Adele's supposedly dead first husband, Higgins (Charles Kemper), suddenly appears at Chris's office to extort money from him. He explains he had not drowned but had stolen money from the purse of the suicide he tried to save. Already suspected as corrupt for taking bribes from speakeasy, he had taken the opportunity to escape his crimes and his wife. Chris let Higgins into his wife's room ostensibly so he could get the insurance money from his death but did so when she was asleep in the room, reasoning that his marriage will be invalidated when his wife sees her still-living first husband. Believing he can then marry Kitty, he goes to see her but finds out that Kitty has cheated on him. He later confronts Kitty, but still asks her to marry him; she scoffs him of him being old and single and that she uses to marry him. Enraged with humiliation, he murders Kitty with an ice-pick. Police come to see Chris at his job, but it is not for the murder but his earlier embezzlement. Although his boss uses to press charges, Chris is fired. Johnny is accused, convicted, and put to death for Kitty's murder, despite his attempts to implicate Chris. At the trial, all of their deceptions work against Johnny, and Chris denies painting any of the pictures. Chris goes unpunished but Kitty is erroneously recognized as a great artist. Haunted by the murder, Chris attempts to hang himself. Although rescued, he is impoverished with no way of claiming credit for his own paintings and tormented by thoughts of Kitty and Johnny being together for eternity, loving each other.

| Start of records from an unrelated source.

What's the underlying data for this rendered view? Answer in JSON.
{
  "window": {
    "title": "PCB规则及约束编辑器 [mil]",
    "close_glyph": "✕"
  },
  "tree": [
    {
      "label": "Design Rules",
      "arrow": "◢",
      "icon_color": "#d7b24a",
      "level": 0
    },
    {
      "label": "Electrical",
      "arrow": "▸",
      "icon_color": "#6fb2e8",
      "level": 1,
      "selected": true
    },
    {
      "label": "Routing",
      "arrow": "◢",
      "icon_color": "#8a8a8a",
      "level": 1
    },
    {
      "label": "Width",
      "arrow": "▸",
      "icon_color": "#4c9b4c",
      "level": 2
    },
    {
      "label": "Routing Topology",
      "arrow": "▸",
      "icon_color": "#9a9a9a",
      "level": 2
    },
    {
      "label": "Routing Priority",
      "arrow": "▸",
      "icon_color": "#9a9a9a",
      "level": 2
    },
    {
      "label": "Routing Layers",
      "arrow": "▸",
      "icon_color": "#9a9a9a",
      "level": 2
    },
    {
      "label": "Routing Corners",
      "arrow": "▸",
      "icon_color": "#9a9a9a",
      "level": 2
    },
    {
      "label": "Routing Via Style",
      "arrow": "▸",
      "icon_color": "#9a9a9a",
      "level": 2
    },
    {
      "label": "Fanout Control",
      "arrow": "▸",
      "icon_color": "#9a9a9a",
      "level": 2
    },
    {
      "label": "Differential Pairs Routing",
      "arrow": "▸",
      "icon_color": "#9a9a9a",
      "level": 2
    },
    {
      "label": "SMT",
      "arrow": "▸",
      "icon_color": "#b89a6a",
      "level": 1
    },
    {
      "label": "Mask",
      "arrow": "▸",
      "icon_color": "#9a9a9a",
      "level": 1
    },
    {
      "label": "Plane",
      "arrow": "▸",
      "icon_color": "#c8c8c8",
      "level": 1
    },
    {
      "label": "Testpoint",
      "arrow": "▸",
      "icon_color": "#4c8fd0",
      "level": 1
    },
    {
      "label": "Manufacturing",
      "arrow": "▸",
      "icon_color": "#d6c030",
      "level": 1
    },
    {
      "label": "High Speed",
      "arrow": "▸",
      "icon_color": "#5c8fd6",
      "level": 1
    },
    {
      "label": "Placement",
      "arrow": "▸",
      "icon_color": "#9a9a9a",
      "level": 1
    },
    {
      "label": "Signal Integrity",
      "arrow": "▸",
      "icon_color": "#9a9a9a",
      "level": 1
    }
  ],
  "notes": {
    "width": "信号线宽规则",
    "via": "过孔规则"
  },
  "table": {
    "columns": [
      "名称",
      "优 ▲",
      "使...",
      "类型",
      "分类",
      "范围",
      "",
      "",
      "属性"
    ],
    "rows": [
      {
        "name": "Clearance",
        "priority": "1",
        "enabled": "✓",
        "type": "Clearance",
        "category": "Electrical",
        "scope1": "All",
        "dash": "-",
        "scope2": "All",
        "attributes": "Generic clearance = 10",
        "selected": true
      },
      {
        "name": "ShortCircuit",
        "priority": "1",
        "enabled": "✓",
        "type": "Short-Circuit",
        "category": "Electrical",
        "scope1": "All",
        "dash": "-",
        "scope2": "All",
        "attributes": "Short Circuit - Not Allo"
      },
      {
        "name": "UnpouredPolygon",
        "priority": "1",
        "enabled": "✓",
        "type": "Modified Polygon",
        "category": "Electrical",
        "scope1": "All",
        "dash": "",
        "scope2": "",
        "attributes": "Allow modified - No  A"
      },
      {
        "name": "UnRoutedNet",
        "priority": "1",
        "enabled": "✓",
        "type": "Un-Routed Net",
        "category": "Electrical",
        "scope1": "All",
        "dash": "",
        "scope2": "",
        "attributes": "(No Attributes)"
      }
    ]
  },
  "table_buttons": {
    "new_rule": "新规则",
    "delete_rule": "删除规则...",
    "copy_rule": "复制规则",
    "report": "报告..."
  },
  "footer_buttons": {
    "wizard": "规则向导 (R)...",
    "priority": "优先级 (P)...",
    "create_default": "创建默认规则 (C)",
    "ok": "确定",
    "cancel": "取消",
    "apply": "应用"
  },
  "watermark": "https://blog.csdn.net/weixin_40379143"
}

  • Edward G. Robinson as Christopher Cross
  • Joan Bennett as Katherine (Kitty) March
  • Dan Duryea as Johnny Prince
  • Margaret Lindsay as Millie Ray
  • Jess Barker as David Janeway
  • Rosalind Ivan as Adele Cross
  • Arthur Loft as Dellarowe

  • Charles Kemper as Patch-eye Higgins
  • Russell Hicks (actor) as J.J. Hogarth
  • Samuel S. Hinds as Charles Pringle
  • Anita Sharp-Bolster as Mrs. Michaels
  • Vladimir Sokoloff as Pop LeJon
  • Cy Kendall as Nick
  • Tom Dillon as Policeman



=Box office=

The film made a profit of $540,575., pp. 27-52.</></blockquote>

See also

  • List of films in the public domain
  • Notes


    Category:1945 films
    Category:1940s crime drama films
    Category:American films
    Category:American remakes of French films
    Category:Black-and-white films
    Category:American crime drama films
    Category:English-language films
    Category:Film noir
    Category:Films about fictional painters
    Category:Films directed by Fritz Lang
    Category:Films set in New York City
    Category:Universal Pictures films
    Fritz Lang, Walter Wanger

    More Public Domain Movies